  • Stan Reither Jr. Part throttle efficiency was mentioned earlier in a postThis type of reciprocating engine opens the door to achieve(slightly) variable stroke which would provide variable mechanical compression ratio adjustments for high vacuum (light load) or boost(power) conditions IMO

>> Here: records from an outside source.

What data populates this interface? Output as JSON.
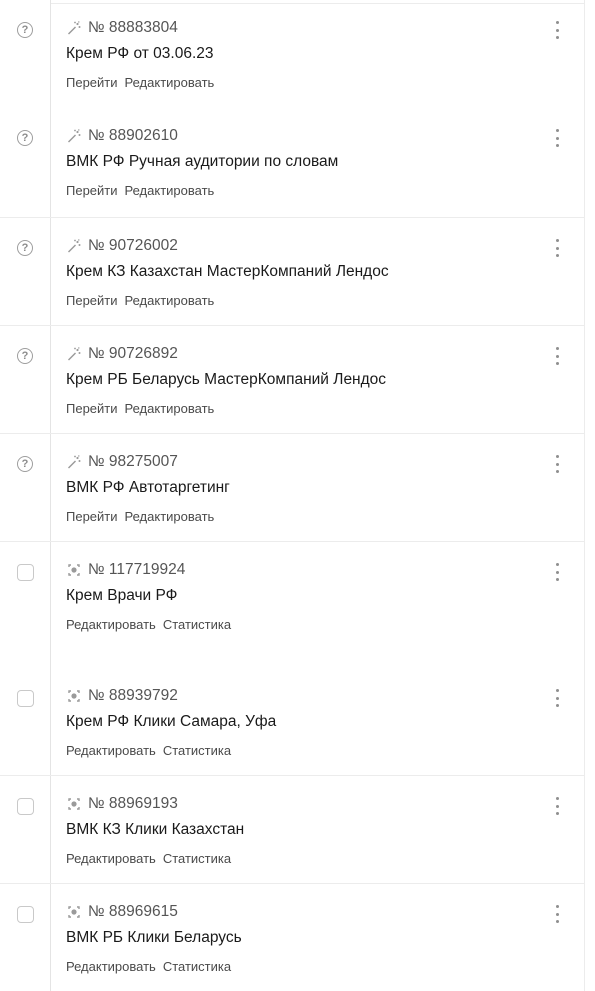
{
  "rows": [
    {
      "status": "help",
      "id": "№ 88883804",
      "title": "Крем РФ от 03.06.23",
      "links": [
        "Перейти",
        "Редактировать"
      ]
    },
    {
      "status": "help",
      "id": "№ 88902610",
      "title": "ВМК РФ Ручная аудитории по словам",
      "links": [
        "Перейти",
        "Редактировать"
      ]
    },
    {
      "status": "help",
      "id": "№ 90726002",
      "title": "Крем КЗ Казахстан МастерКомпаний Лендос",
      "links": [
        "Перейти",
        "Редактировать"
      ]
    },
    {
      "status": "help",
      "id": "№ 90726892",
      "title": "Крем РБ Беларусь МастерКомпаний Лендос",
      "links": [
        "Перейти",
        "Редактировать"
      ]
    },
    {
      "status": "help",
      "id": "№ 98275007",
      "title": "ВМК РФ Автотаргетинг",
      "links": [
        "Перейти",
        "Редактировать"
      ]
    },
    {
      "status": "checkbox",
      "id": "№ 117719924",
      "title": "Крем Врачи РФ",
      "links": [
        "Редактировать",
        "Статистика"
      ]
    },
    {
      "status": "checkbox",
      "id": "№ 88939792",
      "title": "Крем РФ Клики Самара, Уфа",
      "links": [
        "Редактировать",
        "Статистика"
      ]
    },
    {
      "status": "checkbox",
      "id": "№ 88969193",
      "title": "ВМК КЗ Клики Казахстан",
      "links": [
        "Редактировать",
        "Статистика"
      ]
    },
    {
      "status": "checkbox",
      "id": "№ 88969615",
      "title": "ВМК РБ Клики Беларусь",
      "links": [
        "Редактировать",
        "Статистика"
      ]
    }
  ],
  "icons": {
    "help": "question-circle-icon",
    "checkbox": "checkbox",
    "strategy_manual": "strategy-wand-icon",
    "strategy_auto": "strategy-target-icon",
    "menu": "more-vertical-icon"
  }
}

  • Joe65688619 Keep in mind some of these suppliers are not just supplying parts, but assembled components (easy example is transmissions). But there are far more, and the more they are electronically connected and integrated with rest of the platform the more complex to design, engineer, and manufacture. Most contract manufacturers don't make a lot of money in the design and engineering space because their customers to that. Commodity components can be sourced anywhere, but there are only a handful of contract manufacturers (usually diversified companies that build all kinds of stuff for other brands) can engineer and build the more complex components, especially with electronics. Every single new car I've purchased in the last few years has had some sort of electronic component issue: Infinti (battery drain caused by software bug and poorly grounded wires), Acura (radio hiss, pops, burps, dash and infotainment screens occasionally throw errors and the ignition must be killed to reboot them, voice nav, whether using the car's system or CarPlay can't seem to make up its mind as to which speakers to use and how loud, even using the same app on the same trip - I almost jumped in my seat once), GMC drivetrain EMF causing a whine in the speakers that even when "off" that phased with engine RPM), Nissan (didn't have issues until 120K miles, but occassionally blew fuses for interior components - likely not a manufacturing defect other than a short developed somewhere, but on a high-mileage car that was mechanically sound was too expensive to fix (a lot of trial and error and tracing connections = labor costs). What I suspect will happen is that only the largest commodity suppliers that can really leverage their supply chain will remain, and for the more complex components (think bumper assemblies or the electronics for them supporting all kinds of sensors) will likley consolidate to a handful of manufacturers who may eventually specialize in what they produce. This is part of the reason why seemingly minor crashes cost so much - an auto brand does nst have the parts on hand to replace an integrated sensor , nor the expertice as they never built them, but bought them). And their suppliers, in attempt to cut costs, build them in way that is cheap to manufacture (not necessarily poorly bulit) but difficult to replace without swapping entire assemblies or units).I've love to see an article on repair costs and how those are impacting insurance rates. You almost need gap insurance now because of how quickly cars depreciate yet remain expensive to fix (orders more to originally build, in some cases). No way I would buy a CyberTruck - don't want one, but if I did, this would stop me. And it's not just EVs.